When I was in college I threw off any pretensions I had of caring about classes, people or things. I knew I wanted to fit in but tried to mask it underneath an idea that nothing really mattered and I didn’t need anyone.
There was still a pressure to succeed, though. It wasn’t from my peers or even received much from my parents. It was a self-imposed notion that I should do well in my classes. Looking back I can see some of it was my perfectionism I had tried to stuff down inside me and some of it was competition with my peers.
I understood that when I got a D+ in Interpersonal Communications my freshman year that wasn’t a positive development. I believed I wanted to do well if for no other reason than I held myself to a high standard. My parents were spending their money to put me through college and I didn’t want to disappoint them.
These feelings of competition with myself and my peers led me to feel lonely. It seemed as though everyone else had things together—they didn’t have to struggle as hard with their studying and in taking tests. Understanding of subjects came easier to them. It seemed every person I talked to in my classes didn’t have any problems; I was the only one.
These feelings continued in graduate school, too. In fact, at some times they felt even more prevalent. There were fewer students and we all took the same classes. We hung out together on the weekends and were friendly. Yet I sensed that there was a comparison occurring in the background amongst the lot of us.
Looking back, I can now see I was wrong about my need for perfection and feelings of being alone in that struggle. Lots of students grapple with feelings of inadequacy. The loneliness that came about because of a belief of not being good enough was prevalent in so many of my peers.
Here are some ideas of what you can do when you feel lonely due to your perfectionism in school.
1. Share your story. Let others know you’re also feeling overwhelmed. It’s not easy to make yourself vulnerable but the payoff from it can be a weight off one’s shoulders. To be open and honest with your friends or family and let them know you’re struggling gives them the opportunity to help you during such times.
2. Know that what you may perceive as a failure doesn’t mean your world is over. As I mentioned, I got a D+ in Interpersonal Communication in the first semester of college. While this may not seem like the end of the world, I was majoring in communications. I couldn’t even get an A or B in the introductory class for my major. I felt humiliated and insufficient. What was I going to do? Well, I changed my major and got all A’s. And now I speak and write to others. From what I’m told, I’m pretty good at communication. A poor performance in one or two classes doesn’t mean you can’t have success in life.
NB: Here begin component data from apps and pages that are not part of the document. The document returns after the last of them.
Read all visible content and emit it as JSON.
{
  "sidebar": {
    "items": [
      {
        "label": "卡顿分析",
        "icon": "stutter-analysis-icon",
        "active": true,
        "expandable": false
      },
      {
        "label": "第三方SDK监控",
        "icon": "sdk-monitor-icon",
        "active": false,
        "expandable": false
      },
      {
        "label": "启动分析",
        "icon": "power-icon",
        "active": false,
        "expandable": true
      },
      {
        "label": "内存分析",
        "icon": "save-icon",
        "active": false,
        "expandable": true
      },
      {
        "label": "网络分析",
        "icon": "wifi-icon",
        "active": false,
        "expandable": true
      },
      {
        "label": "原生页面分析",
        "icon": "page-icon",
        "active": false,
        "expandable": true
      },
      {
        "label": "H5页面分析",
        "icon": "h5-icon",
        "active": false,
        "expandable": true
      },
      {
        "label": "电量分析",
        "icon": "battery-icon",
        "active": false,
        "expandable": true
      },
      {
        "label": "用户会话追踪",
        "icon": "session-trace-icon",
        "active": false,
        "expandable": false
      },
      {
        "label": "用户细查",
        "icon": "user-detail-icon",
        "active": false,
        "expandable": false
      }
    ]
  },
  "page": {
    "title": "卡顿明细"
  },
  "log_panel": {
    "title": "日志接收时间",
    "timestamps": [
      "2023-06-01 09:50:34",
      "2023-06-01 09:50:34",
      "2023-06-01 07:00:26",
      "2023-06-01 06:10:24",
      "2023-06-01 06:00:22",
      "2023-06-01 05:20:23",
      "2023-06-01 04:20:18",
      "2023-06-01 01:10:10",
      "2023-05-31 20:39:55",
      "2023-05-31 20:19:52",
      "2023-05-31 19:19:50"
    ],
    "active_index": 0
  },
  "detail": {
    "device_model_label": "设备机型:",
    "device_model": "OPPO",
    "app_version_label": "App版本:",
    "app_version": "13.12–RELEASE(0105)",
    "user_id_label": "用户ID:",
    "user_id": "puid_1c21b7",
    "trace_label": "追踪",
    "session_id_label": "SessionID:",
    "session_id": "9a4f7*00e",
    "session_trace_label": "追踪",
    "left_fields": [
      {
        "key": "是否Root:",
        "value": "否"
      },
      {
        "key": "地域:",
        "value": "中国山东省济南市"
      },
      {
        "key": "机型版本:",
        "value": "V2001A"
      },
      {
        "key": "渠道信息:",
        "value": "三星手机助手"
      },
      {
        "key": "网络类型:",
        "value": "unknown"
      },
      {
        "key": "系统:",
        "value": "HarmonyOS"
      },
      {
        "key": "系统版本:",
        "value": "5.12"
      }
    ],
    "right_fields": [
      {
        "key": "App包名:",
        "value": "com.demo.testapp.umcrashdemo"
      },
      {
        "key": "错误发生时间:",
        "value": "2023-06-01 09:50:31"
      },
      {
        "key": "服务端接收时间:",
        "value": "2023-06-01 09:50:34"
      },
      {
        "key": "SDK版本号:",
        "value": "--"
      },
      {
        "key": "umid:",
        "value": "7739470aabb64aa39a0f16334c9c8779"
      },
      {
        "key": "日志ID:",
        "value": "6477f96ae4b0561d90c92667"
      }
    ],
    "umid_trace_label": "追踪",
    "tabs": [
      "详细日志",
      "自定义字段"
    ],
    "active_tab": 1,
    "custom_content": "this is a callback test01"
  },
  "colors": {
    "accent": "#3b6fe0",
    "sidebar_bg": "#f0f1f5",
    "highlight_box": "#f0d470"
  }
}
3. Don’t be afraid to ask for help. If your perfectionism and any anxiety or depression that comes with it is paralyzing you, don’t hesitate to go to your professors. Let them know what you’re struggling with. Often times they will be quite empathetic and understanding. Go to the counseling center and speak to someone there about your issues and concerns. Therapists have seen this sort of problem many times. And speak with family members if you’re close with them. They can often provide support during what is an otherwise difficult transitional time.
It can feel difficult to control feelings of perfectionism, especially at an elite school where it may seem everyone is better than you. There are feelings of inferiority. But you’re not alone in these feelings. There are people out there who want to help. And the things that you may perceive as failures don’t mean your chosen career path or goals are unattainable.
Like what you read? Want to have Kurt come talk to your group about belonging, loneliness, and mental health? Click here to contact him about speaking at your event.
This blog is an exploration of the subjects of belonging and loneliness. I also look at mental health issues. I seek to provide content to my readers that is informative and helpful. If you don't want to miss anything, sign up for my email list.